[DIRECTIONS FOR THIS TASK] Write out the data again in full, keeping every character the same.

[Excerpts from an interface dataset]
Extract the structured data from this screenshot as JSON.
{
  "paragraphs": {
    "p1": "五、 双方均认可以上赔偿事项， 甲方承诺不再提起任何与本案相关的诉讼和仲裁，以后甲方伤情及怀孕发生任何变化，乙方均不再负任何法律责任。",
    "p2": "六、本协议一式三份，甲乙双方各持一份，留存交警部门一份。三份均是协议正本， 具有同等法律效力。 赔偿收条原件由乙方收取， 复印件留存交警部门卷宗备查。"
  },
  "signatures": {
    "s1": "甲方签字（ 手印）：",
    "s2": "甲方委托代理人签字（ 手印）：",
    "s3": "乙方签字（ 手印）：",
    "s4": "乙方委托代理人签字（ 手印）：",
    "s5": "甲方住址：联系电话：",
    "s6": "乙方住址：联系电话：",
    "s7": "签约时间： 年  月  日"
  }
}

[RESPONSE]
Extract the structured data from this screenshot as JSON.
{
  "paragraphs": {
    "p1": "五、 双方均认可以上赔偿事项， 甲方承诺不再提起任何与本案相关的诉讼和仲裁，以后甲方伤情及怀孕发生任何变化，乙方均不再负任何法律责任。",
    "p2": "六、本协议一式三份，甲乙双方各持一份，留存交警部门一份。三份均是协议正本， 具有同等法律效力。 赔偿收条原件由乙方收取， 复印件留存交警部门卷宗备查。"
  },
  "signatures": {
    "s1": "甲方签字（ 手印）：",
    "s2": "甲方委托代理人签字（ 手印）：",
    "s3": "乙方签字（ 手印）：",
    "s4": "乙方委托代理人签字（ 手印）：",
    "s5": "甲方住址：联系电话：",
    "s6": "乙方住址：联系电话：",
    "s7": "签约时间： 年  月  日"
  }
}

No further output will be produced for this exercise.